TASK BRIEF » Restate the entries below word for word, leaving nothing out.

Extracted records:
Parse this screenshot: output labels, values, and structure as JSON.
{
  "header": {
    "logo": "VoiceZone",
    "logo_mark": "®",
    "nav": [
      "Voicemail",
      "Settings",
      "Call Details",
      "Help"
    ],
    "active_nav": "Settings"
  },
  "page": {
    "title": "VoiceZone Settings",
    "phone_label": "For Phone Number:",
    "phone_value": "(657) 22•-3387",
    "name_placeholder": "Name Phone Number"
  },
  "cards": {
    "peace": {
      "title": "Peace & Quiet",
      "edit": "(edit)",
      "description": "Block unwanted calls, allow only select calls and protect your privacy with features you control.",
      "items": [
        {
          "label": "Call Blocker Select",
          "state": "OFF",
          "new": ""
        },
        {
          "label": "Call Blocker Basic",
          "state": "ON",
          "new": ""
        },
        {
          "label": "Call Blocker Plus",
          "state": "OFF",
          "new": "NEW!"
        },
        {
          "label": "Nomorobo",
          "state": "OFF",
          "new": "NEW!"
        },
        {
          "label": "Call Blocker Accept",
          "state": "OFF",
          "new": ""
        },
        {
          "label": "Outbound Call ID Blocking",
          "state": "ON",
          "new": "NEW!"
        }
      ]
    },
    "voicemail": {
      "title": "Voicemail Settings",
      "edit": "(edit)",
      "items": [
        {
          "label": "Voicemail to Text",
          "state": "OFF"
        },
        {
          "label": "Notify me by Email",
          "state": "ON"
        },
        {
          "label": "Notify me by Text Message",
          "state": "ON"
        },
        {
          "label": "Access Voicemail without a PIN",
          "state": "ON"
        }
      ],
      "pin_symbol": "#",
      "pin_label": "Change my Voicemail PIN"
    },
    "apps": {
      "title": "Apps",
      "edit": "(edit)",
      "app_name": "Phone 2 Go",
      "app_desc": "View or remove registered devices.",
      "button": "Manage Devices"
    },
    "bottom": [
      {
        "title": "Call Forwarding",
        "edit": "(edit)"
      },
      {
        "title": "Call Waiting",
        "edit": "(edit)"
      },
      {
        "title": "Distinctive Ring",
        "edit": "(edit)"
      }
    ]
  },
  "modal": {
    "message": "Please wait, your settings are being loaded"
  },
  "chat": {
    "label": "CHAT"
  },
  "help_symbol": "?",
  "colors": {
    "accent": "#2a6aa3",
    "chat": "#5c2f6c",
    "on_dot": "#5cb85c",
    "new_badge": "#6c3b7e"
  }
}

ANSWER TO THIS EXERCISE »
Parse this screenshot: output labels, values, and structure as JSON.
{
  "header": {
    "logo": "VoiceZone",
    "logo_mark": "®",
    "nav": [
      "Voicemail",
      "Settings",
      "Call Details",
      "Help"
    ],
    "active_nav": "Settings"
  },
  "page": {
    "title": "VoiceZone Settings",
    "phone_label": "For Phone Number:",
    "phone_value": "(657) 22•-3387",
    "name_placeholder": "Name Phone Number"
  },
  "cards": {
    "peace": {
      "title": "Peace & Quiet",
      "edit": "(edit)",
      "description": "Block unwanted calls, allow only select calls and protect your privacy with features you control.",
      "items": [
        {
          "label": "Call Blocker Select",
          "state": "OFF",
          "new": ""
        },
        {
          "label": "Call Blocker Basic",
          "state": "ON",
          "new": ""
        },
        {
          "label": "Call Blocker Plus",
          "state": "OFF",
          "new": "NEW!"
        },
        {
          "label": "Nomorobo",
          "state": "OFF",
          "new": "NEW!"
        },
        {
          "label": "Call Blocker Accept",
          "state": "OFF",
          "new": ""
        },
        {
          "label": "Outbound Call ID Blocking",
          "state": "ON",
          "new": "NEW!"
        }
      ]
    },
    "voicemail": {
      "title": "Voicemail Settings",
      "edit": "(edit)",
      "items": [
        {
          "label": "Voicemail to Text",
          "state": "OFF"
        },
        {
          "label": "Notify me by Email",
          "state": "ON"
        },
        {
          "label": "Notify me by Text Message",
          "state": "ON"
        },
        {
          "label": "Access Voicemail without a PIN",
          "state": "ON"
        }
      ],
      "pin_symbol": "#",
      "pin_label": "Change my Voicemail PIN"
    },
    "apps": {
      "title": "Apps",
      "edit": "(edit)",
      "app_name": "Phone 2 Go",
      "app_desc": "View or remove registered devices.",
      "button": "Manage Devices"
    },
    "bottom": [
      {
        "title": "Call Forwarding",
        "edit": "(edit)"
      },
      {
        "title": "Call Waiting",
        "edit": "(edit)"
      },
      {
        "title": "Distinctive Ring",
        "edit": "(edit)"
      }
    ]
  },
  "modal": {
    "message": "Please wait, your settings are being loaded"
  },
  "chat": {
    "label": "CHAT"
  },
  "help_symbol": "?",
  "colors": {
    "accent": "#2a6aa3",
    "chat": "#5c2f6c",
    "on_dot": "#5cb85c",
    "new_badge": "#6c3b7e"
  }
}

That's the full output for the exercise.